Clare Martin ’22
Chemical and Biological Engineering
Binary Transition Metal Oxide Electrocatalysts for the Oxygen Evolution Reaction
I worked on improving a process essential to cost-efficient electrolysis (water splitting), which is an emissions-free way to produce hydrogen fuel. The reaction is limited, however, by the inefficiency of one of its half reactions, the oxygen evolution reaction (OER). The most efficient OER catalysts are made from the prohibitively expensive metals iridium and ruthenium. I helped develop procedures for synthesizing OER electrocatalysts made from nanostructured metal-oxide thin films composed of catalytically active metal oxides (namely ruthenium, iridium and cobalt) and oxides of less expensive metals (zirconium, hafnium and titanium). I designed a new non-reactive electrochemical cell in which to synthesize metal-oxide films through electrodeposition; optimized the polishing and etching processes for the titanium substrates on which the films are grown; and synthesized potential oxalate single-source precursors for ruthenium, cobalt and iridium oxides. I also received training on how to operate a scanning electron microscope, Raman spectrometer, and an X-ray photoelectron spectrometer. This internship taught me concepts in imaging instrumentation and valuable wet-lab techniques, confirming my aspirations to conduct chemistry-based research with environmental applications.

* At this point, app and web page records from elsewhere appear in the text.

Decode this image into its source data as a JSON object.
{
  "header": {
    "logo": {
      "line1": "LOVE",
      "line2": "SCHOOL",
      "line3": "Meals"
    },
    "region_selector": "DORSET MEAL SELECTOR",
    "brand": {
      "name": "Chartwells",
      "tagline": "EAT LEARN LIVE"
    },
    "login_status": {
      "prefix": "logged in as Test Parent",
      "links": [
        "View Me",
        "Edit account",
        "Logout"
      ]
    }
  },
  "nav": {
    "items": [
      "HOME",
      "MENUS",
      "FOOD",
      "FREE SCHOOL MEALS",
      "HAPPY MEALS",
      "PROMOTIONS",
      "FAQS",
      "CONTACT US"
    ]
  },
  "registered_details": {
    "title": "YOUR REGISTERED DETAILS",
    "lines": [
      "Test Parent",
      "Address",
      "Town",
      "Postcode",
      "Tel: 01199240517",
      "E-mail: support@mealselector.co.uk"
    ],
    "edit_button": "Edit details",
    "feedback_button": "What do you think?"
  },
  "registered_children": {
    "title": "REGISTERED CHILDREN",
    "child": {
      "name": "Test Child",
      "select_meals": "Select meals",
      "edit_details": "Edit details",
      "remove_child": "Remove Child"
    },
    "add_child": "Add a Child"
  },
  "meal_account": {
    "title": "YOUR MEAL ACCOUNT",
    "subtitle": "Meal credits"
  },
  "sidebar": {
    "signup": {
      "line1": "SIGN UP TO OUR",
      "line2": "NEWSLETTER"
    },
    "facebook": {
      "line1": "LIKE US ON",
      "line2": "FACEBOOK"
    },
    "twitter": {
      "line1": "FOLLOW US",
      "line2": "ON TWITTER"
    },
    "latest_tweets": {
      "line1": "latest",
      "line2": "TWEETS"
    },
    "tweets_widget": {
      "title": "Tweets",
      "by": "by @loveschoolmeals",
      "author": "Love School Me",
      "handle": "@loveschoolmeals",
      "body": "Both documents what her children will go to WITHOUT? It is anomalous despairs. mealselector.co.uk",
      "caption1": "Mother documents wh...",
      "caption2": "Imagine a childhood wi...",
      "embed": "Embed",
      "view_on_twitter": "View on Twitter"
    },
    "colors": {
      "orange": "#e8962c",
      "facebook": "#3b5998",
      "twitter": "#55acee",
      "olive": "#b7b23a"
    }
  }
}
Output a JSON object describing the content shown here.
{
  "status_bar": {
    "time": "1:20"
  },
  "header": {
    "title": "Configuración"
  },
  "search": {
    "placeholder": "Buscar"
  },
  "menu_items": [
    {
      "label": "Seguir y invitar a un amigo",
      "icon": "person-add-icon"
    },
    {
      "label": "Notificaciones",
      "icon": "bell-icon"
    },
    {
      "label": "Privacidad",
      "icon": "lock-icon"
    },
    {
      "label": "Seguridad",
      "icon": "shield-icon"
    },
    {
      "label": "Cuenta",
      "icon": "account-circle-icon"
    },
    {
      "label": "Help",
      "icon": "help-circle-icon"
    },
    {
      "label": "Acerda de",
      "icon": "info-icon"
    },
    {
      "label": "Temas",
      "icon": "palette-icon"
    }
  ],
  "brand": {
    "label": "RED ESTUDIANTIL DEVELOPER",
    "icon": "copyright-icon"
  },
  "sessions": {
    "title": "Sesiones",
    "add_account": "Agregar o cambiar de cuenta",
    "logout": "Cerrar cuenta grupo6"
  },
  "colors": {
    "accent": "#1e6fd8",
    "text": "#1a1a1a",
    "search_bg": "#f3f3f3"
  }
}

New Energy Future
Koel Group, Department of Chemical and Biological Engineering, Princeton University - Princeton, New Jersey
Bruce Koel, Professor of Chemical and Biological Engineering; Rachel Selinsky, Associate Research Scholar, Chemical and Biological Engineering